February 14 2009

Better deaf than deafened.

Formerly, one wished to acquire fame and be spoken of: now that it is no longer enough because the market has grown too large,—nothing less than screaming will do. As a consequence, even good voices scream till they are hoarse, and the best goods are offered by cracked voices; without the screaming of those who want to sell and without hoarseness there no longer is any genius.

This is surely an evil age for a thinker: he has to learn how to find his silence between two noises and to pretend to be deaf until he really becomes deaf. Until he has learned this, to be sure, he runs the risk of perishing of impatience and headaches.

The greatest weight.

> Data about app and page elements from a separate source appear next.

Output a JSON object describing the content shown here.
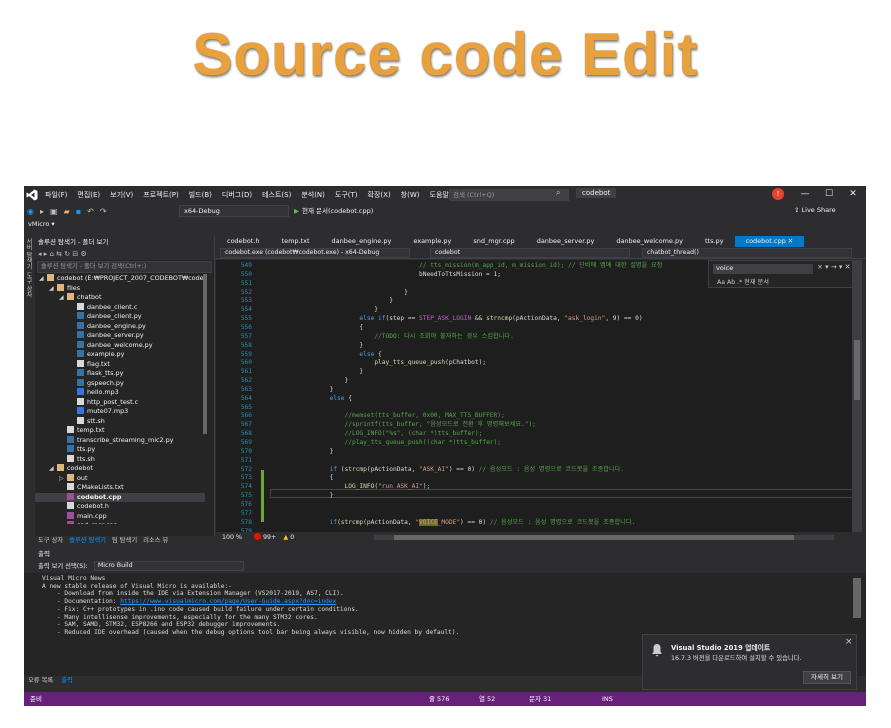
{
  "headline": "Source code Edit",
  "menu": [
    "파일(F)",
    "편집(E)",
    "보기(V)",
    "프로젝트(P)",
    "빌드(B)",
    "디버그(D)",
    "테스트(S)",
    "분석(N)",
    "도구(T)",
    "확장(X)",
    "창(W)",
    "도움말(H)"
  ],
  "search_placeholder": "검색 (Ctrl+Q)",
  "project_name": "codebot",
  "user_initial": "!",
  "window_buttons": {
    "minimize": "—",
    "maximize": "☐",
    "close": "✕"
  },
  "toolbar": {
    "config": "x64-Debug",
    "run_label": "현재 문서(codebot.cpp)",
    "live_share": "Live Share"
  },
  "vmicro_label": "vMicro ▾",
  "left_vertical_tabs": [
    "서버 탐색기",
    "도구 상자"
  ],
  "solution_explorer": {
    "title": "솔루션 탐색기 - 폴더 보기",
    "search_placeholder": "솔루션 탐색기 - 폴더 보기 검색(Ctrl+;)",
    "items": [
      {
        "label": "codebot (E:₩PROJECT_2007_CODEBOT₩codebot)",
        "depth": 0,
        "type": "fold",
        "exp": "◢"
      },
      {
        "label": "files",
        "depth": 1,
        "type": "fold",
        "exp": "◢"
      },
      {
        "label": "chatbot",
        "depth": 2,
        "type": "fold",
        "exp": "◢"
      },
      {
        "label": "danbee_client.c",
        "depth": 3,
        "type": "file"
      },
      {
        "label": "danbee_client.py",
        "depth": 3,
        "type": "py"
      },
      {
        "label": "danbee_engine.py",
        "depth": 3,
        "type": "py"
      },
      {
        "label": "danbee_server.py",
        "depth": 3,
        "type": "py"
      },
      {
        "label": "danbee_welcome.py",
        "depth": 3,
        "type": "py"
      },
      {
        "label": "example.py",
        "depth": 3,
        "type": "py"
      },
      {
        "label": "flag.txt",
        "depth": 3,
        "type": "file"
      },
      {
        "label": "flask_tts.py",
        "depth": 3,
        "type": "py"
      },
      {
        "label": "gspeech.py",
        "depth": 3,
        "type": "py"
      },
      {
        "label": "hello.mp3",
        "depth": 3,
        "type": "mp3"
      },
      {
        "label": "http_post_test.c",
        "depth": 3,
        "type": "file"
      },
      {
        "label": "mute07.mp3",
        "depth": 3,
        "type": "mp3"
      },
      {
        "label": "stt.sh",
        "depth": 3,
        "type": "file"
      },
      {
        "label": "temp.txt",
        "depth": 2,
        "type": "file"
      },
      {
        "label": "transcribe_streaming_mic2.py",
        "depth": 2,
        "type": "py"
      },
      {
        "label": "tts.py",
        "depth": 2,
        "type": "py"
      },
      {
        "label": "tts.sh",
        "depth": 2,
        "type": "file"
      },
      {
        "label": "codebot",
        "depth": 1,
        "type": "fold",
        "exp": "◢"
      },
      {
        "label": "out",
        "depth": 2,
        "type": "fold",
        "exp": "▷"
      },
      {
        "label": "CMakeLists.txt",
        "depth": 2,
        "type": "file"
      },
      {
        "label": "codebot.cpp",
        "depth": 2,
        "type": "cpp",
        "selected": true
      },
      {
        "label": "codebot.h",
        "depth": 2,
        "type": "file"
      },
      {
        "label": "main.cpp",
        "depth": 2,
        "type": "cpp"
      },
      {
        "label": "snd_mgr.cpp",
        "depth": 2,
        "type": "cpp"
      }
    ],
    "bottom_tabs": [
      "도구 상자",
      "솔루션 탐색기",
      "팀 탐색기",
      "리소스 뷰"
    ]
  },
  "document_tabs": [
    "codebot.h",
    "temp.txt",
    "danbee_engine.py",
    "example.py",
    "snd_mgr.cpp",
    "danbee_server.py",
    "danbee_welcome.py",
    "tts.py",
    "codebot.cpp"
  ],
  "active_tab": "codebot.cpp",
  "nav": {
    "project": "codebot.exe (codebot₩codebot.exe) - x64-Debug",
    "scope": "codebot",
    "member": "chatbot_thread()"
  },
  "find": {
    "value": "voice",
    "scope": "현재 문서"
  },
  "editor": {
    "line_numbers": [
      "549",
      "550",
      "551",
      "552",
      "553",
      "554",
      "555",
      "556",
      "557",
      "558",
      "559",
      "560",
      "561",
      "562",
      "563",
      "564",
      "565",
      "566",
      "567",
      "568",
      "569",
      "570",
      "571",
      "572",
      "573",
      "574",
      "575",
      "576",
      "577",
      "578",
      "579",
      "580"
    ],
    "code": [
      "                                        // tts_mission(m_app_id, m_mission_id); // 단비에 앱에 대한 설명을 요청",
      "                                        bNeedToTtsMission = 1;",
      "",
      "                                    }",
      "                                }",
      "                            }",
      "                        else if(step == STEP_ASK_LOGIN && strncmp(pActionData, \"ask_login\", 9) == 0)",
      "                        {",
      "                            //TODO: 다시 조회야 불자하는 경우 스킵합니다.",
      "                        }",
      "                        else {",
      "                            play_tts_queue_push(pChatbot);",
      "                        }",
      "                    }",
      "                }",
      "                else {",
      "",
      "                    //memset(tts_buffer, 0x00, MAX_TTS_BUFFER);",
      "                    //sprintf(tts_buffer, \"음성모드로 전환 후 명령해보세요.\");",
      "                    //LOG_INFO(\"%s\", (char *)tts_buffer);",
      "                    //play_tts_queue_push((char *)tts_buffer);",
      "                }",
      "",
      "                if (strcmp(pActionData, \"ASK_AI\") == 0) // 음성모드 : 음성 명령으로 코드봇을 조종합니다.",
      "                {",
      "                    LOG_INFO(\"run ASK_AI\");",
      "                }",
      "",
      "",
      "                if(strcmp(pActionData, \"VOICE_MODE\") == 0) // 음성모드 : 음성 명령으로 코드봇을 조종합니다.",
      "",
      ""
    ]
  },
  "editor_status": {
    "zoom": "100 %",
    "errors": "99+",
    "warnings": "0"
  },
  "output": {
    "title": "출력",
    "source_label": "출력 보기 선택(S):",
    "source_value": "Micro Build",
    "lines": [
      "Visual Micro News",
      "A new stable release of Visual Micro is available:-",
      "    - Download from inside the IDE via Extension Manager (VS2017-2019, AS7, CLI).",
      "    - Documentation: https://www.visualmicro.com/page/User-Guide.aspx?doc=index",
      "    - Fix: C++ prototypes in .ino code caused build failure under certain conditions.",
      "    - Many intellisense improvements, especially for the many STM32 cores.",
      "    - SAM, SAMD, STM32, ESP8266 and ESP32 debugger improvements.",
      "    - Reduced IDE overhead (caused when the debug options tool bar being always visible, now hidden by default)."
    ],
    "bottom_tabs": [
      "오류 목록",
      "출력"
    ]
  },
  "statusbar": {
    "ready": "준비",
    "line": "줄 576",
    "col": "열 52",
    "char": "문자 31",
    "mode": "INS"
  },
  "toast": {
    "title": "Visual Studio 2019 업데이트",
    "message": "16.7.3 버전을 다운로드하여 설치할 수 있습니다.",
    "button": "자세히 보기"
  },
  "colors": {
    "accent": "#007acc",
    "statusbar": "#68217a",
    "headline": "#e8a13c"
  }
}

What, if some day or night a demon were to steal after you in your loneliest loneliness and say to you: “This life as you now live it and have lived it, you will have to live once more and innumerable times more; and there will be nothing new in it, but every pain and every joy and every thought and sigh and everything unutterably small or great in your life will have to return to you, all in the same succession and sequence—even this spider and this moonlight between the trees, and even this moment and I myself. The eternal hourglass of existence is turned upside down again and again—and you with it, speck of dust!”— Would you not throw yourself down and gnash your teeth and curse the demon who spoke thus? Or have you once experienced a tremendous moment when you would have answered him: “You are a god and never have I heard anything more divine!” If this thought gained possession of you, it would change you as you are or perhaps crush you; the question in each and every thing, “Do you desire this once more, and innumerable times more?” would lie upon your actions as the greatest weight! Or how well disposed would you have to become to yourself and to life to crave nothing more fervently than this ultimate eternal confirmation and seal?